Work instruction → Set out each line from the following listing that includes the word "text".

Material to process →
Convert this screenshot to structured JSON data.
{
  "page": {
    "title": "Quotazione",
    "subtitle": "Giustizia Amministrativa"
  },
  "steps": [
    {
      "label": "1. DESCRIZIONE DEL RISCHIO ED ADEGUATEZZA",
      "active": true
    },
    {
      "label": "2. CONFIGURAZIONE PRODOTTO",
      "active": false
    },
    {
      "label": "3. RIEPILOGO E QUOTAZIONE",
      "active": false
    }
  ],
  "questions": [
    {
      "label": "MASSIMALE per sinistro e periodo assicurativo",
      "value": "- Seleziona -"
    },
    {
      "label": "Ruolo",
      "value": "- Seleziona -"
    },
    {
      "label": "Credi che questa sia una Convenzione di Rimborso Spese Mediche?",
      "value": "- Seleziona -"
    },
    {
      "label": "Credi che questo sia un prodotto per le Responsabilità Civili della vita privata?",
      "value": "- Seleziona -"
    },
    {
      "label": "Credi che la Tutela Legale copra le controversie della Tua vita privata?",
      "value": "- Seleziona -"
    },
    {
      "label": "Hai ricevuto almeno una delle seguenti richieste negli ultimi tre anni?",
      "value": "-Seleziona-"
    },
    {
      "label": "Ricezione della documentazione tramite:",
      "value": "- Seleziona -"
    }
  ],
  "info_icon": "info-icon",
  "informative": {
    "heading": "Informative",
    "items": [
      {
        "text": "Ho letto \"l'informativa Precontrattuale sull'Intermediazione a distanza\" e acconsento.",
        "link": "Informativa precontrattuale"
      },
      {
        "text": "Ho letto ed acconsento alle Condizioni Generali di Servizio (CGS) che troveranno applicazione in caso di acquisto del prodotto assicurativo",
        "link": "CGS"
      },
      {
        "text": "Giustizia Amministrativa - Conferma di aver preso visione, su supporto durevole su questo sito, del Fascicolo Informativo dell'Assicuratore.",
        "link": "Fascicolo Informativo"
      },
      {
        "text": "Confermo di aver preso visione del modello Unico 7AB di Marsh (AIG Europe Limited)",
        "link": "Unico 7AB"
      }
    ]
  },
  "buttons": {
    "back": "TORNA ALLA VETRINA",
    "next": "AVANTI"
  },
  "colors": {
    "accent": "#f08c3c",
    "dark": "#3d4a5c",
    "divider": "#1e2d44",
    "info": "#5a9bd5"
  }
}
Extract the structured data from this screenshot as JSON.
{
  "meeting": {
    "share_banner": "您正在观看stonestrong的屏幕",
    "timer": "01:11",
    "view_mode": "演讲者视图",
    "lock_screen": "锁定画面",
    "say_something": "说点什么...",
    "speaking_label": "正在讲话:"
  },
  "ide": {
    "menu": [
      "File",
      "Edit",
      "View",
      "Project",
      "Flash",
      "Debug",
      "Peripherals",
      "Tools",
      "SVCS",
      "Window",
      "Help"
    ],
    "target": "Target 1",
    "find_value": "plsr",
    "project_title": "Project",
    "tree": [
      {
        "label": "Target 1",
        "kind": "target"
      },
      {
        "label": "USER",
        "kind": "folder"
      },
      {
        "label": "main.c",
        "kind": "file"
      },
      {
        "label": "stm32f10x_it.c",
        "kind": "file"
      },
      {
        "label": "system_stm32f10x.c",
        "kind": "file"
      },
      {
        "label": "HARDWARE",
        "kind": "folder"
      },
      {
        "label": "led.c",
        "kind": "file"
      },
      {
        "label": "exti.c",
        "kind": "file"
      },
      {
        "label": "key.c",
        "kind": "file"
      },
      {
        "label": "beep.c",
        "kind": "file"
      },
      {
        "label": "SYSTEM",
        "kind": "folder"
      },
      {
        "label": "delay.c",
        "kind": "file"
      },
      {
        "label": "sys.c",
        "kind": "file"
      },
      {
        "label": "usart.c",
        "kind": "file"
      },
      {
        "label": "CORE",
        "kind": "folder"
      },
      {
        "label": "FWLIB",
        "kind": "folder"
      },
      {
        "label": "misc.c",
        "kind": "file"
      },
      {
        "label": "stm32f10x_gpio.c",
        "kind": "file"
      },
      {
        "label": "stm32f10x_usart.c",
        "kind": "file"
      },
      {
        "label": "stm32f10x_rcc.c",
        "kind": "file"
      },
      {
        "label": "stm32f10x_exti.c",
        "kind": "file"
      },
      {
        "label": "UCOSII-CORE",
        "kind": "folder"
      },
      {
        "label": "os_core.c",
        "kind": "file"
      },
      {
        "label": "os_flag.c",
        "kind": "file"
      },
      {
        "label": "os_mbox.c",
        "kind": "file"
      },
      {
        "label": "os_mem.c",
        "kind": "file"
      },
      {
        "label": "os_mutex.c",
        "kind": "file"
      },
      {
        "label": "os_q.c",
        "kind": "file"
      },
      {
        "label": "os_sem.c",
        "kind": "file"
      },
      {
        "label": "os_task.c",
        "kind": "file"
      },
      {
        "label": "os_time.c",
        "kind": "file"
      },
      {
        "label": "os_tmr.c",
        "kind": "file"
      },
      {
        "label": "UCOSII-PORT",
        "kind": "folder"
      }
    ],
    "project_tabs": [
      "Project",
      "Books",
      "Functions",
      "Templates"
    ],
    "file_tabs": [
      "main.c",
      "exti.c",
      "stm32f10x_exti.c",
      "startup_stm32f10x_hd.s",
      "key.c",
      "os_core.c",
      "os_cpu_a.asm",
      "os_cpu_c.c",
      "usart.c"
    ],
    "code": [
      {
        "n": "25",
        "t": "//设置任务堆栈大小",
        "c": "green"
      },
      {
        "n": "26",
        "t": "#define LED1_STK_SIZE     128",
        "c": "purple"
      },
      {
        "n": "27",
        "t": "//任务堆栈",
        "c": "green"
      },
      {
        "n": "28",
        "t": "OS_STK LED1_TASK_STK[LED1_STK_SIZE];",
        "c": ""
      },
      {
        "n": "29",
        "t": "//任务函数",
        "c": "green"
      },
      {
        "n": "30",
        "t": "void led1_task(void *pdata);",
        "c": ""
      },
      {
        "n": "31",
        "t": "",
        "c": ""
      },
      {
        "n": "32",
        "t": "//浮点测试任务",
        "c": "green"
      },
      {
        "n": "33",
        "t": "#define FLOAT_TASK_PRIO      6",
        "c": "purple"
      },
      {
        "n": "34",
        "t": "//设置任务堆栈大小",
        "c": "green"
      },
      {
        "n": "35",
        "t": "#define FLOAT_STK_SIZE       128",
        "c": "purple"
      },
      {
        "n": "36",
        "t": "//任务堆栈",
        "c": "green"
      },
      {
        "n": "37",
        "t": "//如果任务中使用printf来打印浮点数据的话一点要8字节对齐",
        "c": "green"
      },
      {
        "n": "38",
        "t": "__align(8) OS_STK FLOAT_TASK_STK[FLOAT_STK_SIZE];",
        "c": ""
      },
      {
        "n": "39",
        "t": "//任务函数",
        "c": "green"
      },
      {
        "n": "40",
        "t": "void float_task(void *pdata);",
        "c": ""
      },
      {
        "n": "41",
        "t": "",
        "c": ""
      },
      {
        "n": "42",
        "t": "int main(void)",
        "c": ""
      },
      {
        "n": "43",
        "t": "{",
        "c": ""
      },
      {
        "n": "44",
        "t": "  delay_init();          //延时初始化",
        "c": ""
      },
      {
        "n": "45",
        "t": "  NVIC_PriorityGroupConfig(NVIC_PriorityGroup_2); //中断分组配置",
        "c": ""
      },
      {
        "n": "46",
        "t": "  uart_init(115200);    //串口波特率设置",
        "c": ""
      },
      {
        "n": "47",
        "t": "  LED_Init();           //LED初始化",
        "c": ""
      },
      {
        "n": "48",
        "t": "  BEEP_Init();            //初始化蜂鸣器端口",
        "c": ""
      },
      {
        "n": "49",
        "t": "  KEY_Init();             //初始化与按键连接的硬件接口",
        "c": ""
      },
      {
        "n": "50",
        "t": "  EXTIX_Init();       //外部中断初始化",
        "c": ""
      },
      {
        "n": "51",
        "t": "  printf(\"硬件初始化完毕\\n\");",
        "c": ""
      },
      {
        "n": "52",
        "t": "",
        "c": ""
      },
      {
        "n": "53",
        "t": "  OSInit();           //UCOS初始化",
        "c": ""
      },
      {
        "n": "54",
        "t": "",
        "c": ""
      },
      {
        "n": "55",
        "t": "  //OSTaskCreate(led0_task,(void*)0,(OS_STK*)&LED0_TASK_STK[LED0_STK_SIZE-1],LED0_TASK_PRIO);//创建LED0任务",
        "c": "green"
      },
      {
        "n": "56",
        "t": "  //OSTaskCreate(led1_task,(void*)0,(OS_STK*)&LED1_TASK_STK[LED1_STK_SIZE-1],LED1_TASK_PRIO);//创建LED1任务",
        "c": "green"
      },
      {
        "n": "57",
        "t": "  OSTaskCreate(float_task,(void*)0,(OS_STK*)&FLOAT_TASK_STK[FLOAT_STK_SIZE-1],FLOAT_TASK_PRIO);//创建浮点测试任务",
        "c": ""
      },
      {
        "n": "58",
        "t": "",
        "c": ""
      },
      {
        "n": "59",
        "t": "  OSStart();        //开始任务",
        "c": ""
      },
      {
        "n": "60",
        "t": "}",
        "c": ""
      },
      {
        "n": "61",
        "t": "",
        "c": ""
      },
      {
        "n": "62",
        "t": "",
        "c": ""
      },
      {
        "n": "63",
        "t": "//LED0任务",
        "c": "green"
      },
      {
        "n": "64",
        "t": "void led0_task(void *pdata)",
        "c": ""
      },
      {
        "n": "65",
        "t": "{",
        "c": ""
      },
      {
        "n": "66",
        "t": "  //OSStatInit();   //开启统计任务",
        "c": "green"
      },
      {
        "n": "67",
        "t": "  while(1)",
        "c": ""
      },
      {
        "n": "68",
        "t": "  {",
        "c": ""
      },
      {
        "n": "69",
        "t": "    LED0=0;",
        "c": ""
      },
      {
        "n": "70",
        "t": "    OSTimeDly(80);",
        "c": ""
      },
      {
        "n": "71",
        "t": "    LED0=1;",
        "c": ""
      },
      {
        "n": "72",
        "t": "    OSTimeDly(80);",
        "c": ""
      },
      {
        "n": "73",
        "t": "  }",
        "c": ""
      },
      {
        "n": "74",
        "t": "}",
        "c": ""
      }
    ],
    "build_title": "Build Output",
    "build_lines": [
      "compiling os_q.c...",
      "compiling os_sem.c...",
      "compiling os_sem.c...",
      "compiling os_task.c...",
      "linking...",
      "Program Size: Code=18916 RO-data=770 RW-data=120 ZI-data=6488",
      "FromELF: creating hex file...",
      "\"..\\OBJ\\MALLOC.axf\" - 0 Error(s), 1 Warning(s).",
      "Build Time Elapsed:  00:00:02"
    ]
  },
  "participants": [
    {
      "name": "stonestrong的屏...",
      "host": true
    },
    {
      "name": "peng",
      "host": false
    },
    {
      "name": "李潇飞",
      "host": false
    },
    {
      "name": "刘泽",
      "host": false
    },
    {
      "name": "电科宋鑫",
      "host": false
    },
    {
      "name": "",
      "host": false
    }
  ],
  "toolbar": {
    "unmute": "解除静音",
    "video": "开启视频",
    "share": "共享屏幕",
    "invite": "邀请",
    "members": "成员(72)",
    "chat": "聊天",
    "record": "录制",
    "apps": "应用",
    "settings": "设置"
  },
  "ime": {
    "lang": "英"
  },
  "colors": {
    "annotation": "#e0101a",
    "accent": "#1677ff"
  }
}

Task output →
        "text": "Ho letto \"l'informativa Precontrattuale sull'Intermediazione a distanza\" e acconsento.",
        "text": "Ho letto ed acconsento alle Condizioni Generali di Servizio (CGS) che troveranno applicazione in caso di acquisto del prodotto assicurativo",
        "text": "Giustizia Amministrativa - Conferma di aver preso visione, su supporto durevole su questo sito, del Fascicolo Informativo dell'Assicuratore.",
        "text": "Confermo di aver preso visione del modello Unico 7AB di Marsh (AIG Europe Limited)",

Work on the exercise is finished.